When I was giving the address for bed delivery I suddenly realized that I had made a huge mistake: my street address is 395, but when I had mailed 5 boxes of stuff from Japan to Canada I had given my address as 359.
As soon as I got home I called Canada Post to explain my situation. Because of the delivery method I had chosen, I couldn’t officially change the delivery address. Canada Post said they would contact both the Winnipeg distribution and the local post office to let them know of the change, and hopefully someone would notice before attempting delivery. This was not at all reassuring.
Remember friends: when mailing all of your stuff back home, MAKE SURE YOU ARE MAILING IT TO THE CORRECT ADDRESS!!
(2018 Update 1) A few weeks later I received all of my boxes at the correct address. Thank you Canada Post!!
(2018 Update 2) After 10 years of use, a few adventures, and several unfortunate encounters with a barfy kid, we are finally going to replace the mattress. Otsukaresama mattress-san!
Posted in Return to Canada on May 16, 2018
After 3 years of living and working in Japan, flying home was pretty sad. Having said that, I would much rather be sad than airsick for 10 hours like the poor woman who sat next to me on my flight to Vancouver. It’s not really fair to say that she sat next to me: she spent most of the flight running to the bathroom. I felt bad for her, and thankful that I have never had serious problems on a flight.
A few hours away from Vancouver we flew into a huge storm that kept the plane bouncing. We were delayed on our landing as the storm was so bad that only one of the runways was open. I’m happy that we weren’t redirected to a different airport.
Unlike the flight to Vancouver, my flight to Winnipeg was quick and uneventful. Thanks to the wonders of international time zones, I arrived in Winnipeg about 15 minute before I left Japan. My parents and sister were waiting for me in the arrival area carrying a huge Canadian flag. It was good to be home!
My mom and sister had found an apartment for me before I came home, but since there was almost no furniture in it yet, I went back to my parents house for the evening. My parents live in the “city” of Portage la Prairie, about 70km west of Winnipeg.
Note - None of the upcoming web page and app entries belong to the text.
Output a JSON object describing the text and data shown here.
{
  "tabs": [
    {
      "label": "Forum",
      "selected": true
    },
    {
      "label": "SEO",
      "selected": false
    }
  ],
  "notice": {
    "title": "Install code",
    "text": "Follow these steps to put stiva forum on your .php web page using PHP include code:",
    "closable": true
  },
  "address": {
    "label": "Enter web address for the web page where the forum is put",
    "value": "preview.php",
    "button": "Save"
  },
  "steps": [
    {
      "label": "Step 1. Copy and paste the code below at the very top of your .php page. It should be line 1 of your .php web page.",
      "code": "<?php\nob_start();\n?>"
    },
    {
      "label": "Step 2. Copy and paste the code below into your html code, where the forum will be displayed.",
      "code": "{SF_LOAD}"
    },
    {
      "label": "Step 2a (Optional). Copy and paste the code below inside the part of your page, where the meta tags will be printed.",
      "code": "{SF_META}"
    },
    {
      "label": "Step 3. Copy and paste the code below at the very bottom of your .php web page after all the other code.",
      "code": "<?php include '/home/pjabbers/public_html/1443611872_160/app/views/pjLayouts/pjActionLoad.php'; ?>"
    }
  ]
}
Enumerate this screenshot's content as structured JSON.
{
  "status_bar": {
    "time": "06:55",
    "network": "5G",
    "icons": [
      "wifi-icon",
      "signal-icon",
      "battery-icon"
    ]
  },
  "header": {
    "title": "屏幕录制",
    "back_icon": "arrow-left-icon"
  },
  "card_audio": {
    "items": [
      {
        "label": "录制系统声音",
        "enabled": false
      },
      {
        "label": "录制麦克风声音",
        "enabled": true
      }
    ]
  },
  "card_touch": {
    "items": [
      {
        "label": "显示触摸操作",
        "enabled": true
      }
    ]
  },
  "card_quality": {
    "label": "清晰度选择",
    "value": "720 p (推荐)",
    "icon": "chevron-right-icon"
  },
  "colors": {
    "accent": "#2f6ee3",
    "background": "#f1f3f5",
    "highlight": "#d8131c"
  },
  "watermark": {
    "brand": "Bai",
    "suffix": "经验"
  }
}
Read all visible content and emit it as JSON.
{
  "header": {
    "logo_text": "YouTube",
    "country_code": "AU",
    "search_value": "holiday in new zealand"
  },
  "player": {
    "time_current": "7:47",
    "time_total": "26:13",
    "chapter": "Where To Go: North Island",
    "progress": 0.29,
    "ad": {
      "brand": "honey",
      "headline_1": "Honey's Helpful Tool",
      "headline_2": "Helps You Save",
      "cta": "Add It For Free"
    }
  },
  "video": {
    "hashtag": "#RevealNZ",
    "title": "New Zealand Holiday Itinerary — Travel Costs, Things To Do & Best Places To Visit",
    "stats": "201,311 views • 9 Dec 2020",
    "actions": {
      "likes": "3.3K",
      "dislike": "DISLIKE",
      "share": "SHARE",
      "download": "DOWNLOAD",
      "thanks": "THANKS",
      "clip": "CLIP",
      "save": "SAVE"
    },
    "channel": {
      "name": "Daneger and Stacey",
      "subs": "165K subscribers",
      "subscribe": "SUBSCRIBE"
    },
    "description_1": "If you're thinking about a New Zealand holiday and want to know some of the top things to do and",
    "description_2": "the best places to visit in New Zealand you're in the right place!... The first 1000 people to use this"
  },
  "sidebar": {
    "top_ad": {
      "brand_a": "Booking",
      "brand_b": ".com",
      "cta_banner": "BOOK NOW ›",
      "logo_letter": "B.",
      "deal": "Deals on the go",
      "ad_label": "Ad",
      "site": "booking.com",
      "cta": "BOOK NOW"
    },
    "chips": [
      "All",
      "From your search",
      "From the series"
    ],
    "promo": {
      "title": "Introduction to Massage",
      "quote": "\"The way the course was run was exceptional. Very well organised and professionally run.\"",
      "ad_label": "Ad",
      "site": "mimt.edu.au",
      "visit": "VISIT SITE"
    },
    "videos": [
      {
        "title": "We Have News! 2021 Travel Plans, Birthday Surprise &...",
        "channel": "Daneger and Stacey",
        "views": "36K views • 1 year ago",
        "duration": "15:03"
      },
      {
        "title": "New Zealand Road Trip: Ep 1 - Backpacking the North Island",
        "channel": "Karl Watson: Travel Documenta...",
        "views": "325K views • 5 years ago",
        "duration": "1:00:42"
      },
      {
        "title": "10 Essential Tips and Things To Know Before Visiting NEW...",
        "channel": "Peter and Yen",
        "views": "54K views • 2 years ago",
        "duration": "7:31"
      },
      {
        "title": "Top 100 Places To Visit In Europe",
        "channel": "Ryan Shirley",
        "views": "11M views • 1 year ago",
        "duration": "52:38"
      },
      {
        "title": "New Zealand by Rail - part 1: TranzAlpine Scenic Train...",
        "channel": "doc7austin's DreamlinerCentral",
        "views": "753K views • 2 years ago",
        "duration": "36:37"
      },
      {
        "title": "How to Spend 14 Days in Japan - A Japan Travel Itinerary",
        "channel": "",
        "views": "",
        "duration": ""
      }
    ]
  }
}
On the drive I got my first taste of reverse culture shock, fascinated by people driving on the right and the huge open spaces between cities. It’s going to take me a while to adjust!
Posted in The Penpal on May 14, 2018
After a busy morning, I had lunch with The Penpal and her family at their house. They wanted to come to the airport with me to see me off.
We took the shinkansen from Mishima to Tokyo, switched to Yamanote Line briefly (which is not fun with giant suitcases), and took the Keisei Skyliner from Nippori to the airport. The Skyliner is cheaper than the Narita Express, but the Express is much more convenient if you have large bags.
Check-in went smoothly, leaving enough time to sit and chat before I went through security. Over the past few years, I have gone from being the overseas friend to gaijin boyfriend to gaijin fiancee, and eventually part of the family. I’m really going to miss my future in-laws and I’m excited about showing them around Canada in the future.
I told them that in Canada there is a lot more crying at the airport when someone leaves. The Penpal’s father told me that Japanese people cry too, they just hold it until they get home. He gave me a handshake (not a bow), I hugged The Penpal’s mother, then hugged my wonderful fiancee before going through security. I will always remember seeing them waving goodbye as I took the escalator down to the immigration area.
At immigration, I had to turn in my gaijin card and they cancelled my visas and remaining re-entry stamps. I had dutifully carried my gaijin card everywhere for the past 3 years, so it was strange to leave it behind permanently. My 3 year adventure was over, and it was a fantastic experience I wouldn’t trade for anything. Good bye Japan, and thanks for the memories!